*** Begin section ***
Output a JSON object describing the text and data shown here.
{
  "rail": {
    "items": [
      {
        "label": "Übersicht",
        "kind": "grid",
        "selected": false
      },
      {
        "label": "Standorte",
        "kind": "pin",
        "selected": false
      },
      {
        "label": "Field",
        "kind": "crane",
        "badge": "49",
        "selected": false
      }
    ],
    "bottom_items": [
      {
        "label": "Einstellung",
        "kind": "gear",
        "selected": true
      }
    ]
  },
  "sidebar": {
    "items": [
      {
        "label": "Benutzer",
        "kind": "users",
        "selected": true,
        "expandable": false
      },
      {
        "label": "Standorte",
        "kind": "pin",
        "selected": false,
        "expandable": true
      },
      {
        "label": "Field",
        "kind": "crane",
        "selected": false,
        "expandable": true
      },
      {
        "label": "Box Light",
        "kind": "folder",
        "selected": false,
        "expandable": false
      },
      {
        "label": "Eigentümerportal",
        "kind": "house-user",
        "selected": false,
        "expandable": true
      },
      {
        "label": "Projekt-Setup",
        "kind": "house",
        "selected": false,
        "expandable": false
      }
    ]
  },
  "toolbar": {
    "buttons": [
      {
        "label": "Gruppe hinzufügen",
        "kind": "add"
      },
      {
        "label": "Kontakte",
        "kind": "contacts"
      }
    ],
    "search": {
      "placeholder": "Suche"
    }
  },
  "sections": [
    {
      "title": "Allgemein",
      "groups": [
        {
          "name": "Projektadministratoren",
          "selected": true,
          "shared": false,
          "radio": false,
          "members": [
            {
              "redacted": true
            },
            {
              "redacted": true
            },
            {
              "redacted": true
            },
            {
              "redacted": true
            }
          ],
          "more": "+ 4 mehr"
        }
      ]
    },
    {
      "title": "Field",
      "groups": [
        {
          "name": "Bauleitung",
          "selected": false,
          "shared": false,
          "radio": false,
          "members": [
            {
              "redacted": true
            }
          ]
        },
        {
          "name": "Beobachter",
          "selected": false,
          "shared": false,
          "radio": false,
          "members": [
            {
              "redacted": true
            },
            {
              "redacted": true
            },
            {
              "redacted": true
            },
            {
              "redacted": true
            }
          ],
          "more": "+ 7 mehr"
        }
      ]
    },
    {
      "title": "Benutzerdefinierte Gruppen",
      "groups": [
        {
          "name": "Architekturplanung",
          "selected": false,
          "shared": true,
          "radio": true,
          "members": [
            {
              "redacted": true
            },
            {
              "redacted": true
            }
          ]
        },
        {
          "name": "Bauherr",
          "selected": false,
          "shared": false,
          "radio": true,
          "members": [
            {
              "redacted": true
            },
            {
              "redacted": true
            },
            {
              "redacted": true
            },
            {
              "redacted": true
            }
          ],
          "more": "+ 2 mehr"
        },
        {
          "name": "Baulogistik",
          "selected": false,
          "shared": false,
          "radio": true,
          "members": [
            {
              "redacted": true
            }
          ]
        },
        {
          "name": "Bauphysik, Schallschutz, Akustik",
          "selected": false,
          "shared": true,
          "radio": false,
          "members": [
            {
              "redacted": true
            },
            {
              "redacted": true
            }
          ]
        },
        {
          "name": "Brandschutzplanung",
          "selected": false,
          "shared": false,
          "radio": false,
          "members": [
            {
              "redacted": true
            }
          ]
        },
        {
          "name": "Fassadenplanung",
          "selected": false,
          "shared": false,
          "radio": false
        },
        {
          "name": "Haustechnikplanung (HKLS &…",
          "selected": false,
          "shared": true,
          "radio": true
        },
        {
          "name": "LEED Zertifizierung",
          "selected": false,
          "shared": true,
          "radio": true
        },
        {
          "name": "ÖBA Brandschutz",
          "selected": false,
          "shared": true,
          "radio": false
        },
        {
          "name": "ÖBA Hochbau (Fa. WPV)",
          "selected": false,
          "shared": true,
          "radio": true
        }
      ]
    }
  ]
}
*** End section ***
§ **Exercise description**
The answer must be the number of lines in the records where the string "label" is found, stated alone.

§ **Result**
12